I’m up early on this Sunday morning and, as I write, I can look out at the red sky of the dawn. It’s fading a little now from a few minutes ago when I went into the kitchen to make a cup of tea (Assam) before coming up to the interweb-machine, but now there is a delicate blue sky above the ruddy glow, with blue-grey clouds drifting in from the south, from left to right across my field of view. The village is in a glen surrounded by hills, which means that the actual sunrise and sunset can never be seen from here; they are rare delights which I usually only experience from the ferry to Islay.

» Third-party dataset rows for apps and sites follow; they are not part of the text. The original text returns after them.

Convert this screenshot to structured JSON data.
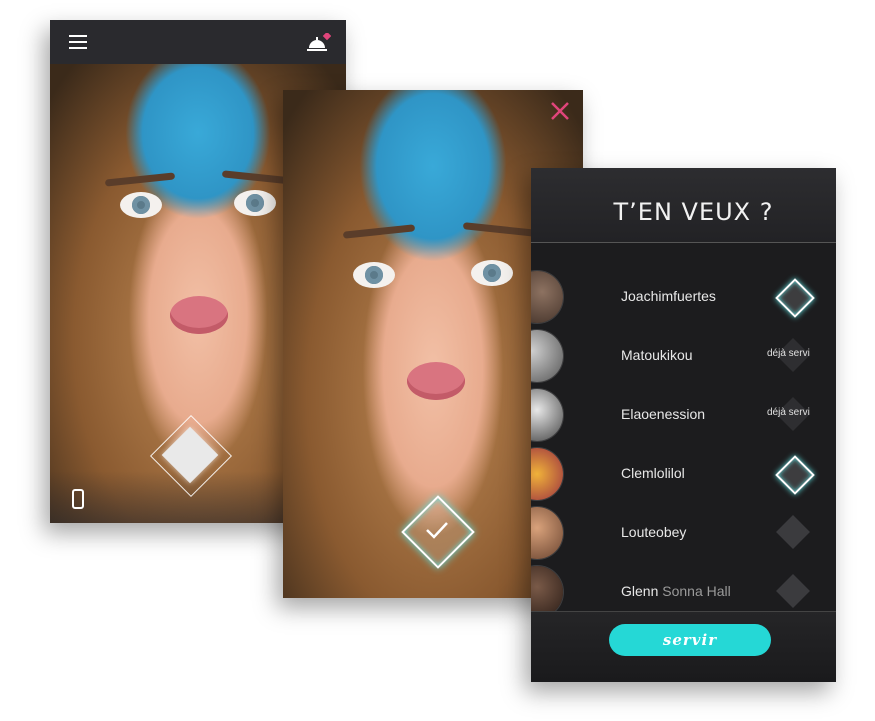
{
  "screen1": {
    "icons": {
      "menu": "hamburger-icon",
      "notify": "service-bell-icon",
      "phone": "phone-icon",
      "switch": "sync-icon"
    }
  },
  "screen2": {
    "icons": {
      "close": "close-icon",
      "confirm": "checkmark-icon"
    },
    "accent_color": "#e0457b"
  },
  "screen3": {
    "title": "T’EN VEUX ?",
    "friends": [
      {
        "first": "Joachimfuertes",
        "rest": "",
        "status": "selected",
        "note": ""
      },
      {
        "first": "Matoukikou",
        "rest": "",
        "status": "served",
        "note": "déjà servi"
      },
      {
        "first": "Elaoenession",
        "rest": "",
        "status": "served",
        "note": "déjà servi"
      },
      {
        "first": "Clemlolilol",
        "rest": "",
        "status": "selected",
        "note": ""
      },
      {
        "first": "Louteobey",
        "rest": "",
        "status": "unselected",
        "note": ""
      },
      {
        "first": "Glenn",
        "rest": " Sonna Hall",
        "status": "unselected",
        "note": ""
      }
    ],
    "button_label": "servir",
    "button_color": "#25d8d6"
  }
}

The lighter mornings are the most obvious sign of the lengthening days and the renewal of the covenant between the earth and the seasons, but there have been many others to enjoy in the last few weeks.

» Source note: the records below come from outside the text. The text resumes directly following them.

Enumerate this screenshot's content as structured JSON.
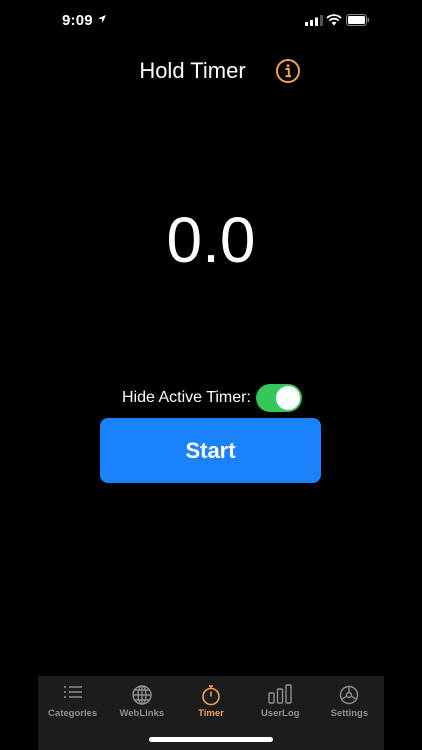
{
  "status_bar": {
    "time": "9:09"
  },
  "nav": {
    "title": "Hold Timer",
    "info_icon": "info-circle-icon"
  },
  "timer": {
    "display": "0.0"
  },
  "hide_timer": {
    "label": "Hide Active Timer:",
    "enabled": true
  },
  "start": {
    "label": "Start"
  },
  "tabs": [
    {
      "label": "Categories",
      "icon": "list-icon"
    },
    {
      "label": "WebLinks",
      "icon": "globe-icon"
    },
    {
      "label": "Timer",
      "icon": "stopwatch-icon",
      "active": true
    },
    {
      "label": "UserLog",
      "icon": "bars-icon"
    },
    {
      "label": "Settings",
      "icon": "gear-icon"
    }
  ],
  "colors": {
    "accent": "#f5a04a",
    "start_button": "#1a82fb",
    "toggle_on": "#34c759",
    "background": "#000000"
  }
}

Snowdrops are out in force, as this picture from a couple of weeks ago gives witness. Moles have been renovating their homes and fresh molehills have appeared in all suitable residential districts, which does not include the boulder clay and glacial deposits of The Grannary’s small patch of Eden. The drive down the road is now a switchback of toad-dodging after dark as they head down to the boggy bits between the lochs to consummate their seasonal passions – all you can see in the headlights are small white things that look like leaves, but aren’t. I was walking a week ago above Loch Fyne and found a frog on the summit of Beinn Ghlas, a small hill above Minard. Returning to the car, I found two goodly deposits of frogspawn in the ditch beside the track.
Although in Argyll in early March you can be sure that Winter hasn’t finished with you yet, these signs of Spring and the lengthening days are a welcome reminder that the auld bitch’s powers are at last on the wane.